Contact: Karen Teber
km463@georgetown.edu
Georgetown University Medical Center

Public Release: 29-Jun-2015
Proceedings of the National Academy of Sciences
First-ever possible treatments for MERS
As the South Korean MERS epidemic continues, researchers have discovered and validated two therapeutics that show early promise in preventing and treating the disease, which can cause severe respiratory symptoms, and has a death rate of 40 percent.

Contact: David Kohn
dkohn@som.umaryland.edu
410-706-7590
University of Maryland School of Medicine

Public Release: 29-Jun-2015
Biological Chemistry
OU professor developing vaccine to protect global communities from malaria
An OU professor studying malaria mosquito interaction has discovered a new mosquito protein for the development of a vaccine that is expected to stop the spread of the disease in areas where it is considered endemic. Malaria is transmitted by mosquitoes, and it infects millions of people in Africa, Asia and South America every year, causing a global health crisis. Local populations, US military personnel stationed in these areas and travelers to these malaria-prone areas are at risk of becoming infected.
National Institutes of Health, National Science Foundation, Oklahoma Center for the Advancement of Science and Technology

Contact: Jana Smith
jana.smith@ou.edu
405-325-1322
University of Oklahoma

Public Release: 29-Jun-2015
SLU's vaccine center awarded $2.9 million to study new TB vaccine
Daniel Hoft, M.D., Ph.D., director of the division of infectious diseases at Saint Louis University has received funding from the Gates Foundation to research a potential vaccine against tuberculosis.
Bill & Melinda Gates Foundation

Contact: Nancy Solomon
solomonn@slu.edu
314-977-8017
Saint Louis University

Public Release: 29-Jun-2015
PLOS Pathogens
TSRI and biotech partners find new antibody weapons against Marburg virus
A new study led by scientists at the Scripps Research Institute identifies new immune molecules that protect against deadly Marburg virus, a relative of Ebola virus. The research provides ingredients needed to develop treatments for future Marburg outbreaks.
NIH/National Institute of Allergy and Infectious Diseases, National Science Foundation, Japan Society for Promotion of Science, Uehara Memorial Foundation, Investigators in the Pathogenesis of Infectious Disease etc.

Contact: Madeline McCurry-Schmidt
madms@scripps.edu
858-784-9254
Scripps Research Institute

Public Release: 28-Jun-2015
Lancet Global Health
More secondary schooling reduces HIV risk
Longer secondary schooling substantially reduces the risk of HIV infection -- especially for girls -- and could be a very cost-effective way to halt the spread of the virus, according to researchers from Harvard T.H. Chan School of Public Health.
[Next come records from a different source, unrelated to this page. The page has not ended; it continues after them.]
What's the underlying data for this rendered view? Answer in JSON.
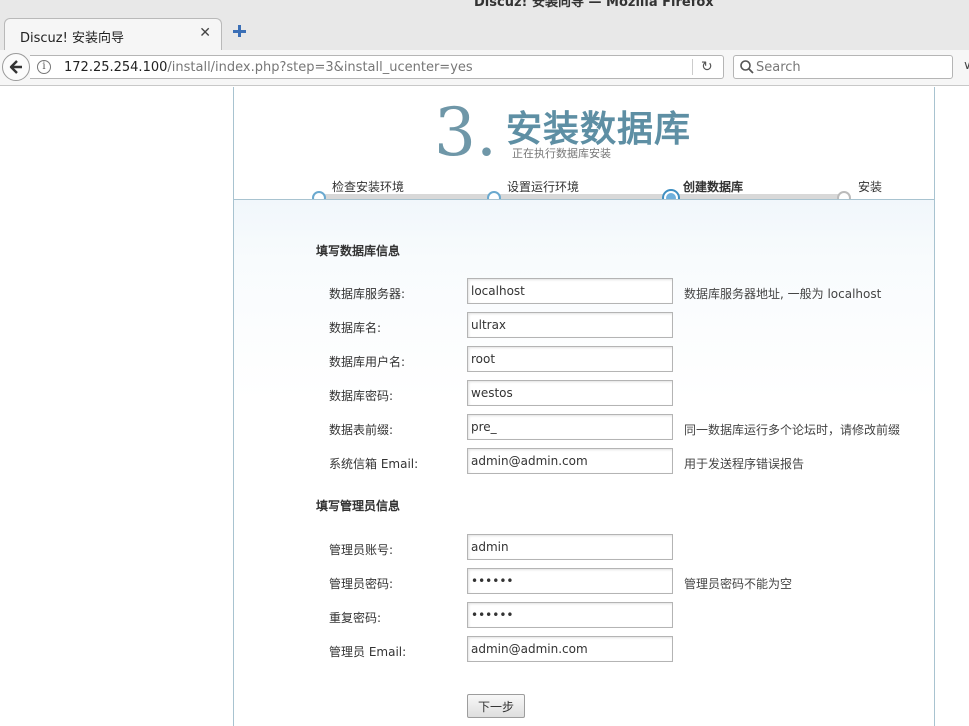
{
  "window": {
    "title": "Discuz! 安装向导 — Mozilla Firefox"
  },
  "tab": {
    "title": "Discuz! 安装向导",
    "close": "✕"
  },
  "navbar": {
    "url_host": "172.25.254.100",
    "url_path": "/install/index.php?step=3&install_ucenter=yes",
    "search_placeholder": "Search"
  },
  "header": {
    "step_number": "3",
    "step_dot": ".",
    "title": "安装数据库",
    "subtitle": "正在执行数据库安装"
  },
  "steps": [
    {
      "label": "检查安装环境",
      "state": "done"
    },
    {
      "label": "设置运行环境",
      "state": "done"
    },
    {
      "label": "创建数据库",
      "state": "active"
    },
    {
      "label": "安装",
      "state": "pending"
    }
  ],
  "db_section": {
    "title": "填写数据库信息",
    "rows": [
      {
        "label": "数据库服务器:",
        "value": "localhost",
        "type": "text",
        "hint": "数据库服务器地址, 一般为 localhost"
      },
      {
        "label": "数据库名:",
        "value": "ultrax",
        "type": "text",
        "hint": ""
      },
      {
        "label": "数据库用户名:",
        "value": "root",
        "type": "text",
        "hint": ""
      },
      {
        "label": "数据库密码:",
        "value": "westos",
        "type": "text",
        "hint": ""
      },
      {
        "label": "数据表前缀:",
        "value": "pre_",
        "type": "text",
        "hint": "同一数据库运行多个论坛时，请修改前缀"
      },
      {
        "label": "系统信箱 Email:",
        "value": "admin@admin.com",
        "type": "text",
        "hint": "用于发送程序错误报告"
      }
    ]
  },
  "admin_section": {
    "title": "填写管理员信息",
    "rows": [
      {
        "label": "管理员账号:",
        "value": "admin",
        "type": "text",
        "hint": ""
      },
      {
        "label": "管理员密码:",
        "value": "admin1",
        "type": "password",
        "hint": "管理员密码不能为空"
      },
      {
        "label": "重复密码:",
        "value": "admin1",
        "type": "password",
        "hint": ""
      },
      {
        "label": "管理员 Email:",
        "value": "admin@admin.com",
        "type": "text",
        "hint": ""
      }
    ]
  },
  "next_button": "下一步"
}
In a study in Botswana, researchers found that, for each additional year of secondary school, students lowered their risk of HIV infection by 8 percentage points about a decade later, from 25 percent to about 17 percent infected.
Harvard T.H. Chan School of Public Health, Belgian American Educational Foundation, Fernand Lazard Foundation, Boston University, National Institutes of Health

Contact: Marge Dwyer
mhdwyer@hsph.harvard.edu
617-432-8416
Harvard School of Public Health

Public Release: 26-Jun-2015
Cell Reports
Scientists identify 'decoy' molecule that could help sharply reduce risk of flu death
The flu virus can be lethal. But what is often just as dangerous is the body's own reaction to the invader. The immune counterattack can end up harming the body's own tissues, causing deadly damage. Now, a University of Maryland School of Medicine researcher has for the first time uncovered new details about how this response plays out. And he has identified a 'decoy' molecule that can rein in this runaway inflammatory response.

Contact: David Kohn
dkohn@som.umaryland.edu
410-706-7590
University of Maryland School of Medicine

Public Release: 25-Jun-2015
Proceedings of the Royal Society B
Tracking the genetic arms race between humans and mosquitoes
Individual populations of mosquitoes are under strong evolutionary pressure from humans and their environment, a new study shows.
National Institutes of Health, Russian Science Ministry

Contact: Robert Perkins
perkinsr@usc.edu
213-740-9226
University of Southern California

Showing releases 76-100 out of 1091.

<< < 1 | 2 | 3 | 4 | 5 | 6 | 7 | 8 > >>